By definition, standardized tests are tests administered to learners in a consistent manner or in a uniform way for all the learners. They have a specific design such that the questions asked, the conditions for administering, and the marking procedures are the same for all who are taking the tests. Standardized tests are very popular in many education systems all over the world. According to Villani, the earliest evidence of standardized test was in China (Snowman, Jack et al. 74). Many other countries adopted this system in their education systems. Standardized tests ignore the basic point of learning ‘to understand’, and they prepare learners for specific areas, turning them to robots; therefore, they should not be taken by learners (Villani, 34).
Standardized tests are meant to bring fairness and equality. However, these tests are biased in a way. When they are administered, the same answers are expected from all the students, and these answers are specific. According to Springer, Reider, and Frank, learning environment affects how a student grasps information (Villani, 28). Some students are less privileged, and, therefore, the environment in which they are learning is not very conducive. This will affect their understanding capability and hence, their performance. On the other hand, there are students who are learning in very favorable environment, which automatically boosts their understanding. It is, therefore, unfair to test these two different types of students in the same way and expect the same answers from both of them. The privileged students will have an upper hand. If non-standardized tests were administered, then there would be some fairness, since questions would be set considering the learning environment.
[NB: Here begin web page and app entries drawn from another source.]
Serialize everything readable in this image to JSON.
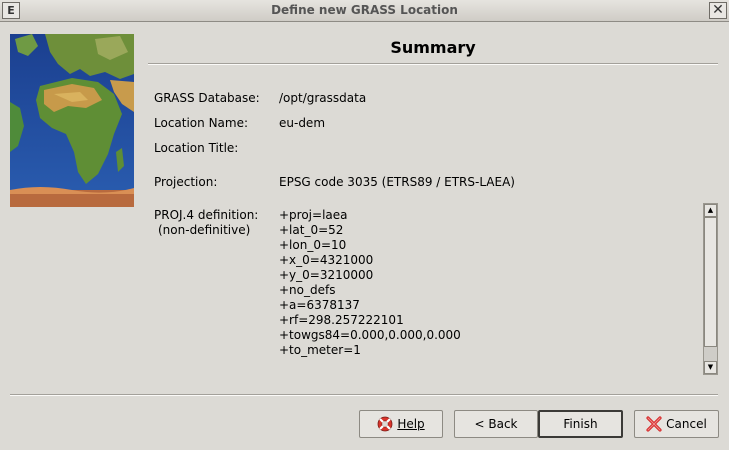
{
  "window": {
    "title": "Define new GRASS Location",
    "menu_glyph": "E",
    "close_glyph": "✕"
  },
  "summary": {
    "heading": "Summary",
    "fields": {
      "database_label": "GRASS Database:",
      "database_value": "/opt/grassdata",
      "location_name_label": "Location Name:",
      "location_name_value": "eu-dem",
      "location_title_label": "Location Title:",
      "location_title_value": "",
      "projection_label": "Projection:",
      "projection_value": "EPSG code 3035 (ETRS89 / ETRS-LAEA)",
      "proj4_label": "PROJ.4 definition:",
      "proj4_sublabel": "(non-definitive)"
    },
    "proj4_lines": [
      "+proj=laea",
      "+lat_0=52",
      "+lon_0=10",
      "+x_0=4321000",
      "+y_0=3210000",
      "+no_defs",
      "+a=6378137",
      "+rf=298.257222101",
      "+towgs84=0.000,0.000,0.000",
      "+to_meter=1"
    ]
  },
  "buttons": {
    "help": {
      "label": "Help",
      "icon": "lifebuoy-icon"
    },
    "back": {
      "label": "< Back"
    },
    "finish": {
      "label": "Finish"
    },
    "cancel": {
      "label": "Cancel",
      "icon": "cancel-x-icon"
    }
  },
  "colors": {
    "dialog_bg": "#dcdad5",
    "ocean": "#1d3a8a",
    "cancel_icon": "#d62b2b",
    "help_icon": "#d9342b"
  }
}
Standardized tests are unreliable means of examining students’ understanding. According to Villani, a test would be considered reliable if the same results were obtained the second time it was administered (Villani, 52). If the standardized tests were administered for a second time, students may have changed their answers based on what they may have heard from other students. The performance of these standardized tests will, therefore, not display the real picture of student’s capability and understanding. Standardized test should, therefore, not be taken.
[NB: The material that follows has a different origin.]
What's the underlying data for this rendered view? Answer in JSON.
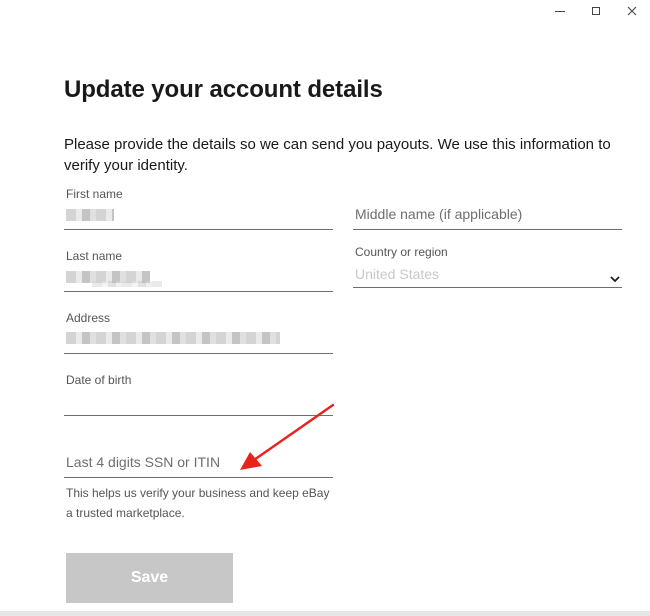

Standardized tests require only specific right answers. The right answers are assumed to measure the understanding and thinking capability of a student accurately. Wrong answers, on the other hand, are assumed not to contain any information that could be meaningful. This brings a big margin of error. Students may get some right answers by mere guessing. This means that their performance will not display their thinking capacity. Wrong answers may contain some meaningful information, but since standard answers are expected, then they are just assumed entirely wrong. Non-standard test does not expect the same answers, and therefore, the wrong answers may be looked at to see if they have any meaningful detail (Villani, 24). Students’ guessing answers may also be minimized, and, therefore, standardized test should not be taken.
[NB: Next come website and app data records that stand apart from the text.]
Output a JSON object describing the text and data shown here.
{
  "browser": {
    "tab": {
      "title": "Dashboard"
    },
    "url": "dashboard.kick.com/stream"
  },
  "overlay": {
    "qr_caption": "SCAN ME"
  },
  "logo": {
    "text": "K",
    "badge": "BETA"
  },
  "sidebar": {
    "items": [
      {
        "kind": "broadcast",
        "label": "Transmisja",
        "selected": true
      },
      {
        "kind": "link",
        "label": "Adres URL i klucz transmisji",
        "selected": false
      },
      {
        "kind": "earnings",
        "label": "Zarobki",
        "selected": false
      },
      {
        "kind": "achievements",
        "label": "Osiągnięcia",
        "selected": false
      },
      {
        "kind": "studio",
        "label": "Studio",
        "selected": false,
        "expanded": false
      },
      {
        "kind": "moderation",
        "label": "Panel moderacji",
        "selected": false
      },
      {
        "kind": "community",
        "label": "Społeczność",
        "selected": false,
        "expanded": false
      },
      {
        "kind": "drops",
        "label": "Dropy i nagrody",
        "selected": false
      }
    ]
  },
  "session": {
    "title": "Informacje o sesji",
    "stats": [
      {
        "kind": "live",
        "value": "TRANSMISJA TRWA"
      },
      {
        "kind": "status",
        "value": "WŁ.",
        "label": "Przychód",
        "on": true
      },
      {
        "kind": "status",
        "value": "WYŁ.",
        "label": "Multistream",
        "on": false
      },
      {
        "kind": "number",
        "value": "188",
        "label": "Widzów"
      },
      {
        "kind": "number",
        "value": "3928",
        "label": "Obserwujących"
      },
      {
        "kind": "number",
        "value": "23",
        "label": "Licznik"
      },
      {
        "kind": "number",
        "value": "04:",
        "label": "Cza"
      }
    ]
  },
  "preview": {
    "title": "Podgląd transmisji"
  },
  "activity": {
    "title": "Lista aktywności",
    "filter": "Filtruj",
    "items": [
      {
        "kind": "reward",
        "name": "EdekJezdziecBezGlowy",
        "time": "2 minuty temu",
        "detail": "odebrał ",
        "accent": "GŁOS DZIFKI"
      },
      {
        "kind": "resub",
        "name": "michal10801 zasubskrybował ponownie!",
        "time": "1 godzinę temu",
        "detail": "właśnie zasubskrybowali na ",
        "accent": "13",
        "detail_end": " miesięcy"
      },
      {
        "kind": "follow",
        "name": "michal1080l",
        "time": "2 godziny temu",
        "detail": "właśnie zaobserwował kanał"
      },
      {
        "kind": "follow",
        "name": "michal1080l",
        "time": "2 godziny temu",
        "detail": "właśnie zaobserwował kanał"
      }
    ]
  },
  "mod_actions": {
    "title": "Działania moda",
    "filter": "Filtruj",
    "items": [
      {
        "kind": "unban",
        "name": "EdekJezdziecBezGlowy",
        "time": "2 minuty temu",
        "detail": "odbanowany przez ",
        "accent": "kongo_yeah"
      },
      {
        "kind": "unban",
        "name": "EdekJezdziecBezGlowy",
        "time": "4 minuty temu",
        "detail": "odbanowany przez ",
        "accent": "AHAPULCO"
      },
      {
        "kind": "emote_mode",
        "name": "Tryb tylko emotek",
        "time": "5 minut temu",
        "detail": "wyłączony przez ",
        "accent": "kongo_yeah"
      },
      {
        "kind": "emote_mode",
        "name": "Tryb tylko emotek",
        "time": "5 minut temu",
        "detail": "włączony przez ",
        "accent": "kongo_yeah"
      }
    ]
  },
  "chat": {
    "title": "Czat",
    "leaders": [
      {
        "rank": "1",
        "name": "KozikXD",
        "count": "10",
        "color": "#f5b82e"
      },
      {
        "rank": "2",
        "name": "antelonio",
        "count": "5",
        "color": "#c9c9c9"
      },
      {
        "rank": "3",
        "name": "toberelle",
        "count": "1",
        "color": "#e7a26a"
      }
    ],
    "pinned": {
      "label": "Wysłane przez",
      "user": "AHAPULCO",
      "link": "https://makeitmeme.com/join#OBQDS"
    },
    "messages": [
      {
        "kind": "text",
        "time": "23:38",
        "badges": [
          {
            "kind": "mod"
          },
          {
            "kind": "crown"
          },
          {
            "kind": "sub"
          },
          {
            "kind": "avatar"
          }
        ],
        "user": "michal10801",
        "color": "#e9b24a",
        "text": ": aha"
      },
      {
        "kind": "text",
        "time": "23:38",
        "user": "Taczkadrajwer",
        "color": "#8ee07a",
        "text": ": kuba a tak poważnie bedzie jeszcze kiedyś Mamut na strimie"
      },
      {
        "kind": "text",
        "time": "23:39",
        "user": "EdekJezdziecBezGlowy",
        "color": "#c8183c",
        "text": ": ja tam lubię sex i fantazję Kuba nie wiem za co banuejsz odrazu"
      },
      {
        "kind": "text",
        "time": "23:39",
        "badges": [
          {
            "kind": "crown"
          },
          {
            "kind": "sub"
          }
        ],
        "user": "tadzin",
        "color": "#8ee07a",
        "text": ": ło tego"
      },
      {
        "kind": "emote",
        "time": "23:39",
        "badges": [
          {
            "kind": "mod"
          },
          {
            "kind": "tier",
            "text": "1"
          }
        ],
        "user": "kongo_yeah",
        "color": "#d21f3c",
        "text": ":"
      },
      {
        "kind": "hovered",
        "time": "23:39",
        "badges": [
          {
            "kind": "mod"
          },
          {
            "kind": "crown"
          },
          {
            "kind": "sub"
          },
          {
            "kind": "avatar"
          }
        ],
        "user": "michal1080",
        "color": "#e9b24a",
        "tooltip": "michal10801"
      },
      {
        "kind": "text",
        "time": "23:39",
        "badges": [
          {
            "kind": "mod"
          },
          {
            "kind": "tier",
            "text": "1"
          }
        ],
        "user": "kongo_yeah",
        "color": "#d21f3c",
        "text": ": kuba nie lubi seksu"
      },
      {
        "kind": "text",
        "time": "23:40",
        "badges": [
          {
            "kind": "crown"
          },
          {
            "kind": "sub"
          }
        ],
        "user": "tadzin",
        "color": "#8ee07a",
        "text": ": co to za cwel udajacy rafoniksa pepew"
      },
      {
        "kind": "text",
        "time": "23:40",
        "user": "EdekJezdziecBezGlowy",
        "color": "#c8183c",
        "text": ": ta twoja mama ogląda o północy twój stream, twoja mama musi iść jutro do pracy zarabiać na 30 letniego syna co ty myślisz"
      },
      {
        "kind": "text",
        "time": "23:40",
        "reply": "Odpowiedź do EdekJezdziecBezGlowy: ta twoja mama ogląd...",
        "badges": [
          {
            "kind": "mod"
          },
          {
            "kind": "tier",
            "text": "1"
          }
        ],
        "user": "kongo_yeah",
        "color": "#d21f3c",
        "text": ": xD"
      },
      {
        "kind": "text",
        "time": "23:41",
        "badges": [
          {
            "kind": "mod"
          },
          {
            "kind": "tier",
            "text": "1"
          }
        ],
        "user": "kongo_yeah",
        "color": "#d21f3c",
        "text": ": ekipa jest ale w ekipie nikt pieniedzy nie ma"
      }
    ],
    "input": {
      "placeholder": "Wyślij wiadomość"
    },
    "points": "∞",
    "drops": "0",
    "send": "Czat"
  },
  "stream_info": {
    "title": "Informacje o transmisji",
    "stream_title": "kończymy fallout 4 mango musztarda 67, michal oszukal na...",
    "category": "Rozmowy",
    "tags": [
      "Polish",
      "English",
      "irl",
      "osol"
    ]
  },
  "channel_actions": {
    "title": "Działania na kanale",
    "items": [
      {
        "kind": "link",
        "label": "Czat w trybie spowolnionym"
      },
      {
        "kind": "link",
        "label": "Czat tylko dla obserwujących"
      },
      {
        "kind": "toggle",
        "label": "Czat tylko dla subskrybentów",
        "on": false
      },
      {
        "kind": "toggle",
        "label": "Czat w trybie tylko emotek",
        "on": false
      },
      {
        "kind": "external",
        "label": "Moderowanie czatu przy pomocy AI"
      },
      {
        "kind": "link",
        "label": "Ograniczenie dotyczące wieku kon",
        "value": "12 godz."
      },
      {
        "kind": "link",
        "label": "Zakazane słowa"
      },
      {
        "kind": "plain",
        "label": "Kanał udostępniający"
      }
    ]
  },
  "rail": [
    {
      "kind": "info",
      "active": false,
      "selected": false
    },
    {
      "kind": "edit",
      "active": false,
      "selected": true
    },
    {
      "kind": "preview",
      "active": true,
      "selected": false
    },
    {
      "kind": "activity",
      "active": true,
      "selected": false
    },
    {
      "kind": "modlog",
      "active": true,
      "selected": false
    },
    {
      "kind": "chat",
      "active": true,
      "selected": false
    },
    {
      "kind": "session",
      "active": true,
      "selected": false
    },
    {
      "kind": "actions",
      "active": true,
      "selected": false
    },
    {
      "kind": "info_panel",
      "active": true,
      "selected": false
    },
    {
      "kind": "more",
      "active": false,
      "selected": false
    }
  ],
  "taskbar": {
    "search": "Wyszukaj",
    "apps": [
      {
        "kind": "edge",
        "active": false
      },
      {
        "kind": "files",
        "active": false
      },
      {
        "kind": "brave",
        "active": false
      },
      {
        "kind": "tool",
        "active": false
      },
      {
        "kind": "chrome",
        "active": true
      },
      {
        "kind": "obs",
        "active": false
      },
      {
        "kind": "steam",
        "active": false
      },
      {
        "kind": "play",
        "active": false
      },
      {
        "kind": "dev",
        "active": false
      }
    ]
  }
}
Some standardized tests contain multiple choices and require students to determine only one correct answer. This does not leave a student with an opportunity to create and think critically. Students will, therefore, be programmed to think in a certain way and become no different from a robot. This contradicts with the basic need for learning to understand.
Moreover, standardized tests bring about a feeling of competition among students from different places or within a school. Standardized tests are aimed at ranking rather than rating students. Students focus all their energy to compete among themselves, and they forget about the value they should add to themselves as they learn. The students go as far as even cramming information to prove that they are better than others are. Non-standardized tests do not require students to compete, and therefore, students will internalize what they learn and not cram to compete.